I seem to wake up earlier and earlier every day.
Maybe it’s because of eager anticipation.
Maybe it’s because God has big plans and wants me up extra early.
Or maybe it’s because of that crazy bird just outside of my window that I hear squawking directly in my ear. I digress.
Today was another tough work day, but was broken up by one of the founding members of The Abraham Project, Steve Thomas. Steve helped us understand more of what The Abraham Project is all about, and the massive amount of children they’ve taken in. He shared countless tear-enducing stories of children that had been treated worse than any human being should ever be treated. Steve had our group at rapt attention, then he dropped this nugget of wisdom on us:

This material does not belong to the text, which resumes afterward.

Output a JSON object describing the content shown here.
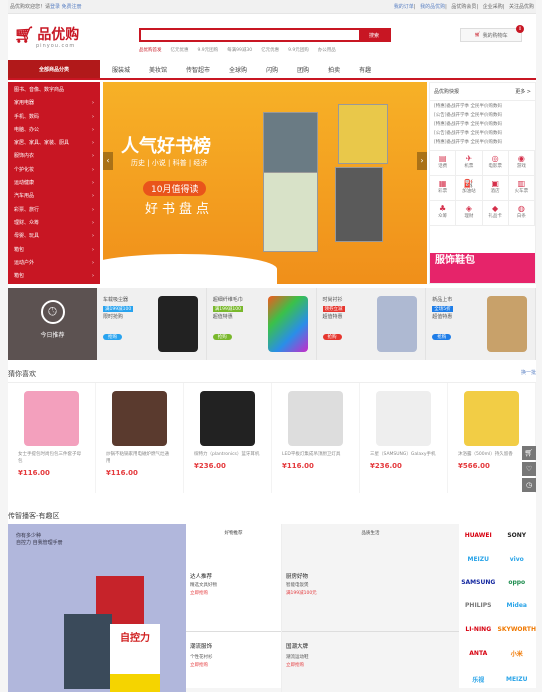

I can tell you more and more about where they have come from. But I’m more excited about where they’re going. Steve told us about how so many of their children had been adopted by loving, God-honoring families.
He went on to say that he sees The Abraham project as an organization sending out future missionaries and preachers to the ends of the earth. They are playing a pivotal role on these young men and women’s journey to sharing the Gospel with people of all nations.
To those of you who think your work this week is meaningless…it’s not.
Today and tomorrow, our team is splitting up during part of our day, with half of us leading a Bible study with the children at The Abraham Project day care. The other half are shoveling dirt, making snail’s progress on the field, building relationships with the workers, and getting so dirty that our white towels still look brown after a shower.
Oh, and I broke my once-every-two-decades self-imposed rule: I played soccer again.
And I told an old lady that I loved her. My Spanish is admittedly weak. And apparently hilarious to a group of women.
And being 11 degrees from the equator means that the sun is hotter. Which, for a gringo like me, means a sunburn. Even if you slather it on twice in 6 hours. Being closer to the sun really matters. (there’s probably a cheesy Christian bumper sticker somewhere in that last sentence, something like: “Stay close to the Son and you’ll get a tan”)
Here’s to the power of sunscreen.